O, that way madness lies… No more of that. — King Lear There’s a scene in Catch 22, Joseph Heller’s classic 1961 anti-war novel, that sticks in the mind long after other details have faded. In the rear of the plane Bombardier Yossarian tends to the wounded tail-gunner. Having succeeded in staunching the flow of blood… Continue reading First Tremors of the American Spring?
“When I use a word,” Humpty Dumpty said, in rather a scornful tone, “it means just what I choose it to mean—neither more nor less.” “The question is,” said Alice, “whether you can make words mean so many different things.” “The question is,” said Humpty Dumpty, “which is to be master—that’s all.” Lewis Carroll,… Continue reading Through the Looking Glass
Like many Americans, I felt sad at your departure from the White House. Your dignity, grace, wit, intelligence, honesty, compassion, innate goodness and sheer competence, shone with a light that burned brightly throughout your eight years in power. Nor was yours a presidency without signal accomplishments. You took over in the midst of the worst… Continue reading No You Didn’t—An Open Letter to Barack Obama

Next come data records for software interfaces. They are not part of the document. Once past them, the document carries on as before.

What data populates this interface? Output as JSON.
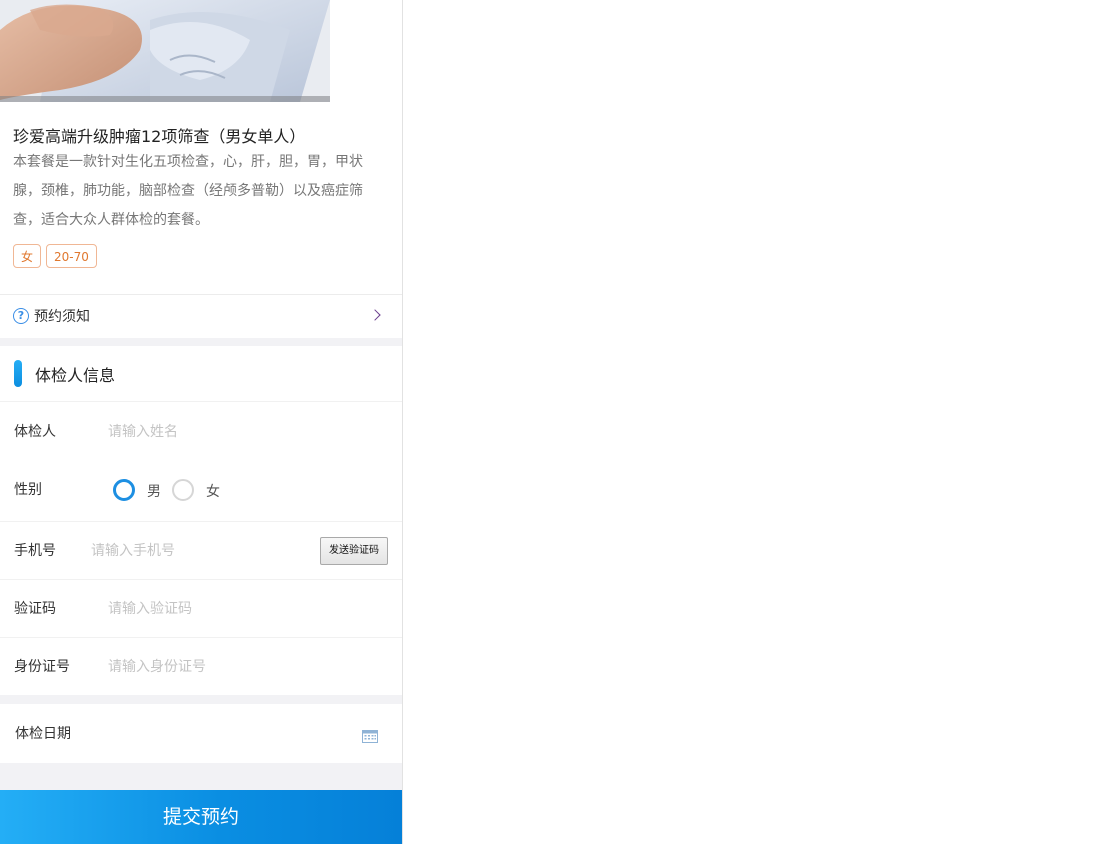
{
  "hero": {
    "image": "person-crossed-arms-photo"
  },
  "package": {
    "title": "珍爱高端升级肿瘤12项筛查（男女单人）",
    "description": "本套餐是一款针对生化五项检查，心，肝，胆，胃，甲状腺，颈椎，肺功能，脑部检查（经颅多普勒）以及癌症筛查，适合大众人群体检的套餐。",
    "tags": [
      "女",
      "20-70"
    ]
  },
  "notice": {
    "icon": "question-circle-icon",
    "label": "预约须知",
    "arrow": "chevron-right-icon"
  },
  "section": {
    "title": "体检人信息"
  },
  "form": {
    "name": {
      "label": "体检人",
      "placeholder": "请输入姓名"
    },
    "gender": {
      "label": "性别",
      "options": [
        "男",
        "女"
      ],
      "selected": "男"
    },
    "phone": {
      "label": "手机号",
      "placeholder": "请输入手机号",
      "send_code": "发送验证码"
    },
    "code": {
      "label": "验证码",
      "placeholder": "请输入验证码"
    },
    "id_card": {
      "label": "身份证号",
      "placeholder": "请输入身份证号"
    },
    "date": {
      "label": "体检日期",
      "icon": "calendar-icon"
    }
  },
  "submit": {
    "label": "提交预约"
  },
  "colors": {
    "accent": "#1d8fe2",
    "tag": "#e0782f",
    "submit_start": "#24aef6",
    "submit_end": "#0580d8"
  }
}
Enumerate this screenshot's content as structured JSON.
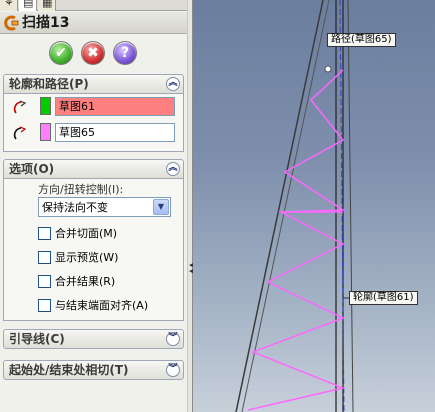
{
  "feature": {
    "title": "扫描13"
  },
  "actions": {
    "ok": "✔",
    "cancel": "✖",
    "help": "?"
  },
  "sections": {
    "profile_path": {
      "title": "轮廓和路径(P)",
      "profile_value": "草图61",
      "path_value": "草图65",
      "profile_color": "#ff8080",
      "profile_swatch": "#00cc00",
      "path_swatch": "#ff80ff"
    },
    "options": {
      "title": "选项(O)",
      "direction_label": "方向/扭转控制(I):",
      "direction_value": "保持法向不变",
      "checkboxes": [
        "合并切面(M)",
        "显示预览(W)",
        "合并结果(R)",
        "与结束端面对齐(A)"
      ]
    },
    "guide_curves": {
      "title": "引导线(C)"
    },
    "tangency": {
      "title": "起始处/结束处相切(T)"
    }
  },
  "viewport": {
    "path_label": "路径(草图65)",
    "profile_label": "轮廓(草图61)",
    "helix_color": "#ff66ff"
  }
}
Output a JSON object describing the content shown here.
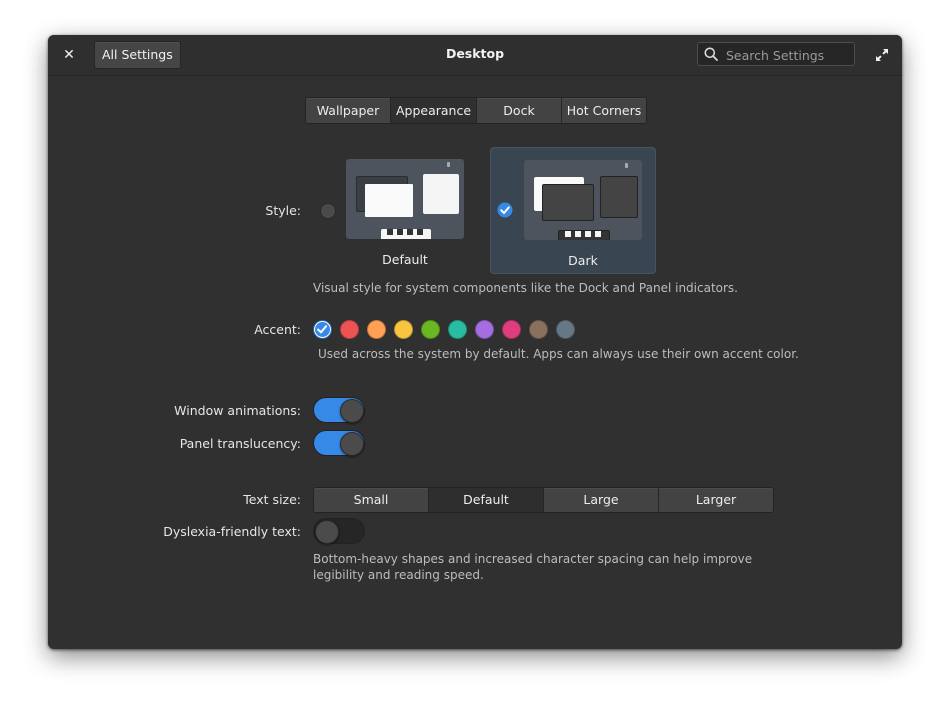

In the aftermath of Richard Nixon’s electoral victory in 1968, George McGovern, a Democratic senator from South Dakota, was appointed chair of a committee charged with rethinking the Democrats’ political strategy. Union members, the mainstay of the party since Franklin Delano Roosevelt, were already on a path that would convert many of them into Reagan… Continue reading The Politics of Resentment